Don’t be fazed by the pressure of the school environment when it comes down to studying for IB! With everyone working their Gluteus Maximus’s off, it is completely understandable that you would be influenced into ignoring the need to have fun- even when your heart tells you to do so. Try to believe in yourself more and have a greater certainty in what you’ve already accomplished. Taking a break and simply enjoying life is ultimately the greatest remedy for the stress and anxiety of IB. Realistically, there is only so much studying our mind can handle- and if you’ve given your LEVEL best, so be it!

  1. Appreciate AC.

Time is ticking and soon enough, it will be your final day of school marking the official end of your AC journey. You may not realize it now, but these few months will be a period of many chances- a time of many opportunities to appreciate the school and it’s people.

Tie up any loose ends you have and leave no regrets behind. Take the time to revel in the moments that may have been insignificant to you before, for they will become significant in due time. Treasure the mundane chapels, assemblies and breaks in the SAC, for you will surely miss them. Studying ultimately isn’t everything- and when you reminisce your days in ACS you will discover that what you’ve achieved is so much more than just a number on a paper.

At the end of the day, there is only so much in our control. Don’t fret nor panic on the day of the exams as anxious as you are, and leave your future in God’s good hands. There is only so much we can humanly do to possess autonomy over our lives, which we will ultimately never have.

It is my personal prayer and hope for y’all to study and play hard, appreciate ACS for all that it is and to give of your level best in these final few months- to leave ACS with no regrets.

Voted cohort comedian of the class of 2016, Josiah’s humorous demeanour is known to all. Although he may initially appear to be quite the joker, he is quite the contrary. This 45 pointer and student councillor was on the school tennis team, and is a prospective NUS medicine undergrad. We’ll be seeing him in a white coat real soon! In his spare time, this all-rounder maintains Wagyu appreciation account @lardnation with fellow beef enthusiast Ben Yeo.

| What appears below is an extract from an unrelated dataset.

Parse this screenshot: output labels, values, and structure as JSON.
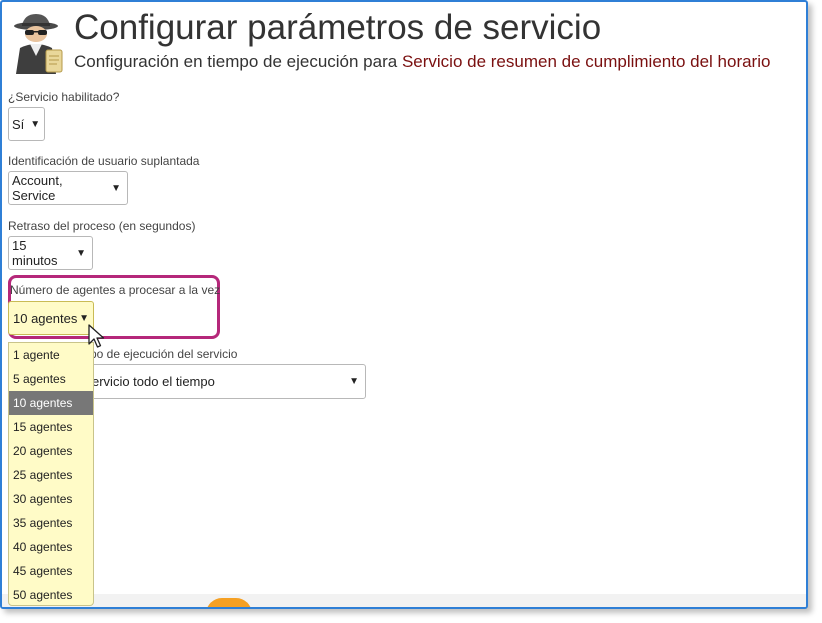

Previous articleSurviving IB: HL Visual Arts
Next articleAnother Day, Another Destiny
Year To Year AC
Year To Year is a student-run website dedicated to helping you to find out more about school and its banalities/trivialities/peculiarities. We value the unique experiences of seniors and alumni who have walked the journey before, and the wisdom they can impart. We are not formally affiliated to ACS (Independent), and do not reflect any official stance or viewpoint of the school. We are constantly looking out for passionate people interested in joining us as writers or designers to make a difference to the school community. Contact us at to help out!

Leave a Reply

This site uses Akismet to reduce spam. Learn how your comment data is processed.